§ THE TASK: Nothing in the records may be left out or reworded; return them exactly.

§ TASK MATERIAL:
=======

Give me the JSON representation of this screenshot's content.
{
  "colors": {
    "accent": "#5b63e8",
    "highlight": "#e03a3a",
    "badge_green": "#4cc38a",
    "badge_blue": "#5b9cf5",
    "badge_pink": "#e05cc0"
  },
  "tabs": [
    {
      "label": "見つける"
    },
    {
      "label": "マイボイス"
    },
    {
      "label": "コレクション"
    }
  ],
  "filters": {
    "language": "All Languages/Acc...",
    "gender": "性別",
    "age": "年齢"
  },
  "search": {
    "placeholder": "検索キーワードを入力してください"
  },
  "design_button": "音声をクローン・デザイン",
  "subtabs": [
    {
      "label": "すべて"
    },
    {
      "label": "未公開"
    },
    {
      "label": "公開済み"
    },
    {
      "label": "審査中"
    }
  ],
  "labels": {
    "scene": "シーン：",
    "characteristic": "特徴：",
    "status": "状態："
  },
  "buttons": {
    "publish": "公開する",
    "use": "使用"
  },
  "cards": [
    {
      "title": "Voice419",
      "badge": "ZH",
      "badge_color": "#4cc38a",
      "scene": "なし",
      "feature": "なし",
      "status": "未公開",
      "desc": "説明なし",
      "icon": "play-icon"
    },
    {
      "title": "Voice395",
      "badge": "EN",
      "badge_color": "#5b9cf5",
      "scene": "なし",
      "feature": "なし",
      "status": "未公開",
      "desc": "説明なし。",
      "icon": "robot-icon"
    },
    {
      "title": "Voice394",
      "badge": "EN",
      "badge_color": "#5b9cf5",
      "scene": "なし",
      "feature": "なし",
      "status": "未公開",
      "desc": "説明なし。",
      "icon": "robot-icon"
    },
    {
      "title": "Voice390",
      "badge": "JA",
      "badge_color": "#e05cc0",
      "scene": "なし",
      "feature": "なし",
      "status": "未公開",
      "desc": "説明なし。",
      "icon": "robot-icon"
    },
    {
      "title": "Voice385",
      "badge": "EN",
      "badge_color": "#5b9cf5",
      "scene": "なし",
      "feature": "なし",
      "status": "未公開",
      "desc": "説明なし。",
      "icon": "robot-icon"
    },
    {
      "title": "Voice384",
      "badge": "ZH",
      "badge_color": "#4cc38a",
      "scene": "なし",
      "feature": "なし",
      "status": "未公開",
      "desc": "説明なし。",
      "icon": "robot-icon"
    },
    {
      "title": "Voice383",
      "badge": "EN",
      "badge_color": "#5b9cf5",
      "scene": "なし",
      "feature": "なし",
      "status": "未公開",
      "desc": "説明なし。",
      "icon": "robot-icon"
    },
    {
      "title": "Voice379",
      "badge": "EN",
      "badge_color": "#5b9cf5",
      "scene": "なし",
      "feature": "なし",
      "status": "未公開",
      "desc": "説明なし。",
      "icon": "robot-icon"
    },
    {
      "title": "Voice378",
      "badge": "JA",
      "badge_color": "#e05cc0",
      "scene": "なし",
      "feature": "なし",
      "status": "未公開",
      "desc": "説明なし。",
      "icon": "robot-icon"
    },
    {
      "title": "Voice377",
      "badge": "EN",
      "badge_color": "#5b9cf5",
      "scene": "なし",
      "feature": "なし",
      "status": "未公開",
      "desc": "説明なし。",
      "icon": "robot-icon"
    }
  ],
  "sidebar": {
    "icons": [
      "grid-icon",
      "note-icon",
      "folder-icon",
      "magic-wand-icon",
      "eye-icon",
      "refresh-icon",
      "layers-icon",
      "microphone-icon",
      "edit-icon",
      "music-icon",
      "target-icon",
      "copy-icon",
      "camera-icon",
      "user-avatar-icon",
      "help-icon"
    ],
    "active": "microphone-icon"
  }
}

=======

§ WORKED SOLUTION:
Give me the JSON representation of this screenshot's content.
{
  "colors": {
    "accent": "#5b63e8",
    "highlight": "#e03a3a",
    "badge_green": "#4cc38a",
    "badge_blue": "#5b9cf5",
    "badge_pink": "#e05cc0"
  },
  "tabs": [
    {
      "label": "見つける"
    },
    {
      "label": "マイボイス"
    },
    {
      "label": "コレクション"
    }
  ],
  "filters": {
    "language": "All Languages/Acc...",
    "gender": "性別",
    "age": "年齢"
  },
  "search": {
    "placeholder": "検索キーワードを入力してください"
  },
  "design_button": "音声をクローン・デザイン",
  "subtabs": [
    {
      "label": "すべて"
    },
    {
      "label": "未公開"
    },
    {
      "label": "公開済み"
    },
    {
      "label": "審査中"
    }
  ],
  "labels": {
    "scene": "シーン：",
    "characteristic": "特徴：",
    "status": "状態："
  },
  "buttons": {
    "publish": "公開する",
    "use": "使用"
  },
  "cards": [
    {
      "title": "Voice419",
      "badge": "ZH",
      "badge_color": "#4cc38a",
      "scene": "なし",
      "feature": "なし",
      "status": "未公開",
      "desc": "説明なし",
      "icon": "play-icon"
    },
    {
      "title": "Voice395",
      "badge": "EN",
      "badge_color": "#5b9cf5",
      "scene": "なし",
      "feature": "なし",
      "status": "未公開",
      "desc": "説明なし。",
      "icon": "robot-icon"
    },
    {
      "title": "Voice394",
      "badge": "EN",
      "badge_color": "#5b9cf5",
      "scene": "なし",
      "feature": "なし",
      "status": "未公開",
      "desc": "説明なし。",
      "icon": "robot-icon"
    },
    {
      "title": "Voice390",
      "badge": "JA",
      "badge_color": "#e05cc0",
      "scene": "なし",
      "feature": "なし",
      "status": "未公開",
      "desc": "説明なし。",
      "icon": "robot-icon"
    },
    {
      "title": "Voice385",
      "badge": "EN",
      "badge_color": "#5b9cf5",
      "scene": "なし",
      "feature": "なし",
      "status": "未公開",
      "desc": "説明なし。",
      "icon": "robot-icon"
    },
    {
      "title": "Voice384",
      "badge": "ZH",
      "badge_color": "#4cc38a",
      "scene": "なし",
      "feature": "なし",
      "status": "未公開",
      "desc": "説明なし。",
      "icon": "robot-icon"
    },
    {
      "title": "Voice383",
      "badge": "EN",
      "badge_color": "#5b9cf5",
      "scene": "なし",
      "feature": "なし",
      "status": "未公開",
      "desc": "説明なし。",
      "icon": "robot-icon"
    },
    {
      "title": "Voice379",
      "badge": "EN",
      "badge_color": "#5b9cf5",
      "scene": "なし",
      "feature": "なし",
      "status": "未公開",
      "desc": "説明なし。",
      "icon": "robot-icon"
    },
    {
      "title": "Voice378",
      "badge": "JA",
      "badge_color": "#e05cc0",
      "scene": "なし",
      "feature": "なし",
      "status": "未公開",
      "desc": "説明なし。",
      "icon": "robot-icon"
    },
    {
      "title": "Voice377",
      "badge": "EN",
      "badge_color": "#5b9cf5",
      "scene": "なし",
      "feature": "なし",
      "status": "未公開",
      "desc": "説明なし。",
      "icon": "robot-icon"
    }
  ],
  "sidebar": {
    "icons": [
      "grid-icon",
      "note-icon",
      "folder-icon",
      "magic-wand-icon",
      "eye-icon",
      "refresh-icon",
      "layers-icon",
      "microphone-icon",
      "edit-icon",
      "music-icon",
      "target-icon",
      "copy-icon",
      "camera-icon",
      "user-avatar-icon",
      "help-icon"
    ],
    "active": "microphone-icon"
  }
}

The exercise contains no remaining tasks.